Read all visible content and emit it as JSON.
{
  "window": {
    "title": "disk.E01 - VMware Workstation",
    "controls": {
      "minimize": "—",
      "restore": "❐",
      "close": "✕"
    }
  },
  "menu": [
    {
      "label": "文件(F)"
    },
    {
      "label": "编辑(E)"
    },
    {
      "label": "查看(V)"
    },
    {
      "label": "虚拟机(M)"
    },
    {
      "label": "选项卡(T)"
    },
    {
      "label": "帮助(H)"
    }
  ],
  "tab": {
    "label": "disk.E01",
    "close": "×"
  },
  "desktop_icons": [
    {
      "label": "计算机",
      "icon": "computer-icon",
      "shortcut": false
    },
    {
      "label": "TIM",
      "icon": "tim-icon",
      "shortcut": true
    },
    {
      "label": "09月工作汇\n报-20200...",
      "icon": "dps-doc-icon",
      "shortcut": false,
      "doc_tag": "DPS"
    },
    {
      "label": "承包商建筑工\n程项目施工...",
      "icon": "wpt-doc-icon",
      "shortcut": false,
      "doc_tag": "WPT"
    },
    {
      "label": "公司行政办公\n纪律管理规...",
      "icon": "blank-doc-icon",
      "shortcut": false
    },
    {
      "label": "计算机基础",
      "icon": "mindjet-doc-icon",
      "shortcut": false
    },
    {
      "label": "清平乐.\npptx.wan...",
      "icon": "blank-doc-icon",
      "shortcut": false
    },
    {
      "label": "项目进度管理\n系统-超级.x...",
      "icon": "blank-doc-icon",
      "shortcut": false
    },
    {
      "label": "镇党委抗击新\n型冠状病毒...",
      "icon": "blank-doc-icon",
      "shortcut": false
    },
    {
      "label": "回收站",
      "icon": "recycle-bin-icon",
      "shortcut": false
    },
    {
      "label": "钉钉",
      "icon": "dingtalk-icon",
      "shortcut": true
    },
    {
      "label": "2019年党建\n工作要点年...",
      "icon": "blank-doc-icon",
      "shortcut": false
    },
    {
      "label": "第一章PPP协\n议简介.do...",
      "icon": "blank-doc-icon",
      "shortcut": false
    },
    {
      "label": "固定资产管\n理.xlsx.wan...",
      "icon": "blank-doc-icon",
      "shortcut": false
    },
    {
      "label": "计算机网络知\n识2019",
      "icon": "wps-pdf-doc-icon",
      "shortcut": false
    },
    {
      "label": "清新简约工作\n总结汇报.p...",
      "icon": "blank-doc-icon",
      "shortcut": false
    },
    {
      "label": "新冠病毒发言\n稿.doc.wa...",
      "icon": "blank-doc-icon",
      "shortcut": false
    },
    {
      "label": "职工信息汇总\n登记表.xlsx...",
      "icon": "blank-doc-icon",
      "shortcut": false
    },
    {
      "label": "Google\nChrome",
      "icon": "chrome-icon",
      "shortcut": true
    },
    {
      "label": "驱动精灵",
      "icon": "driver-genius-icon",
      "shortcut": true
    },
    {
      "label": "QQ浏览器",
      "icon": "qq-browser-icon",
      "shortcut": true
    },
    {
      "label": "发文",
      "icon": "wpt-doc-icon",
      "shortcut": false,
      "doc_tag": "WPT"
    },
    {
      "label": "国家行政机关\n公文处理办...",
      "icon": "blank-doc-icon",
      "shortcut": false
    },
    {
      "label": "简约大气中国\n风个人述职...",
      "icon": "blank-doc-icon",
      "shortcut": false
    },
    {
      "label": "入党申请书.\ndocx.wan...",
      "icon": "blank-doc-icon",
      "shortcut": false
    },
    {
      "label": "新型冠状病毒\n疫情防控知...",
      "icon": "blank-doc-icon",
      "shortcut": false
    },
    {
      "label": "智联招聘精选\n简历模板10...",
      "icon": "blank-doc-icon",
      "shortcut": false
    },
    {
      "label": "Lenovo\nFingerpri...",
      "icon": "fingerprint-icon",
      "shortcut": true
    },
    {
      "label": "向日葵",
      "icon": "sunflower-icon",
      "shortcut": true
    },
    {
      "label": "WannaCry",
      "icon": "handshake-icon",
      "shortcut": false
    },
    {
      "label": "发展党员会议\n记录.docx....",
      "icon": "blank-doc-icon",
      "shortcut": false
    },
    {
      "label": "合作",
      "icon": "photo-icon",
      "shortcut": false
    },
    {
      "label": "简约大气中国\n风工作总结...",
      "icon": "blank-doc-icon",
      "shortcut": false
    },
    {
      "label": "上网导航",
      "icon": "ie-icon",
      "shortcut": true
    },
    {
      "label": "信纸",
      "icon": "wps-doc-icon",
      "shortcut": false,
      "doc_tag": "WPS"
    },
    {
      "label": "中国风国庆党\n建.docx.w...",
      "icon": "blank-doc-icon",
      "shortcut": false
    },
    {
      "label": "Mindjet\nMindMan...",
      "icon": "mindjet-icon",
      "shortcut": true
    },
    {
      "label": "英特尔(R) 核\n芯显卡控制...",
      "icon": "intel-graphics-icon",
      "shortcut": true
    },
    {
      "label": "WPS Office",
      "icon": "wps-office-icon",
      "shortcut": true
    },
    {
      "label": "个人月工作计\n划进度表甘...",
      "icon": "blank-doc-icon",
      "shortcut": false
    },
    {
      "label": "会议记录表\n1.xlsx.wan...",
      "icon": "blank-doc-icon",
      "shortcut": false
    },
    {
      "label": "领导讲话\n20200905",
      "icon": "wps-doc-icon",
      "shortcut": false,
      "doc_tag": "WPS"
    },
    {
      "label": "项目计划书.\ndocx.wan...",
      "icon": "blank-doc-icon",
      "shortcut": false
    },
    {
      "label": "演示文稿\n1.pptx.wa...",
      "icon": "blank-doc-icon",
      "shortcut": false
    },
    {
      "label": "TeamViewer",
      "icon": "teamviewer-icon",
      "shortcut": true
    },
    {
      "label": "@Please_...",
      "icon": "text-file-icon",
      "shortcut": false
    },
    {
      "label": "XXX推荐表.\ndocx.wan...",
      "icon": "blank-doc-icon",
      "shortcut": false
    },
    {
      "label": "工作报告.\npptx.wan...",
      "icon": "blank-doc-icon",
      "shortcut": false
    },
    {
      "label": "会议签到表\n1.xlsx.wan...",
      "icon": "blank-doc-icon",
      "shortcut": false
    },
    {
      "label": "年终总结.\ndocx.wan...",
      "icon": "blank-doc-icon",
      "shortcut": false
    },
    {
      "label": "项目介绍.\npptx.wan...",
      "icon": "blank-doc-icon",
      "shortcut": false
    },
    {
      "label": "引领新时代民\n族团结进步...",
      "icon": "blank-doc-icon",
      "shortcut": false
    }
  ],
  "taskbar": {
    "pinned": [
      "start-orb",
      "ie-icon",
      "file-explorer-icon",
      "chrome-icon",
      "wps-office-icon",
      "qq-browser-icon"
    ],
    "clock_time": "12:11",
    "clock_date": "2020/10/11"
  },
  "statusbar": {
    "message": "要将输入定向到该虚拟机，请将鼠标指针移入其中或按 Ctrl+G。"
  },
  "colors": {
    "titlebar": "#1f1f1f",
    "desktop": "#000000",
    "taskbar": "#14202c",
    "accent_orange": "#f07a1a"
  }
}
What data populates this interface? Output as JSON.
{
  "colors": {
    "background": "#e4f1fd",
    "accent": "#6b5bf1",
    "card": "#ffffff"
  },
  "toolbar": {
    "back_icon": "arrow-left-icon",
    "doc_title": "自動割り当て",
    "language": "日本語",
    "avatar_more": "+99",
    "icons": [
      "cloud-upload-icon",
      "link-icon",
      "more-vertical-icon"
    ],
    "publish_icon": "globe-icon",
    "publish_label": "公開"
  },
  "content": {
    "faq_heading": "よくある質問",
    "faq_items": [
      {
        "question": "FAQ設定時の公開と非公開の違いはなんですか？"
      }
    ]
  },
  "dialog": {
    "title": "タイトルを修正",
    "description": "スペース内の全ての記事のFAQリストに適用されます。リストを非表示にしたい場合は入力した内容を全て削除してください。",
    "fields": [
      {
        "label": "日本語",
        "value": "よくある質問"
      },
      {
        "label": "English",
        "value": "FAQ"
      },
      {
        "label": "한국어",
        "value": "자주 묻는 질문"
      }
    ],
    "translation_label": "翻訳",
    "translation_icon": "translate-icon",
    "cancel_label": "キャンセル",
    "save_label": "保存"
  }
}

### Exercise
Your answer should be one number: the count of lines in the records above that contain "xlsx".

### Output of the exercise
4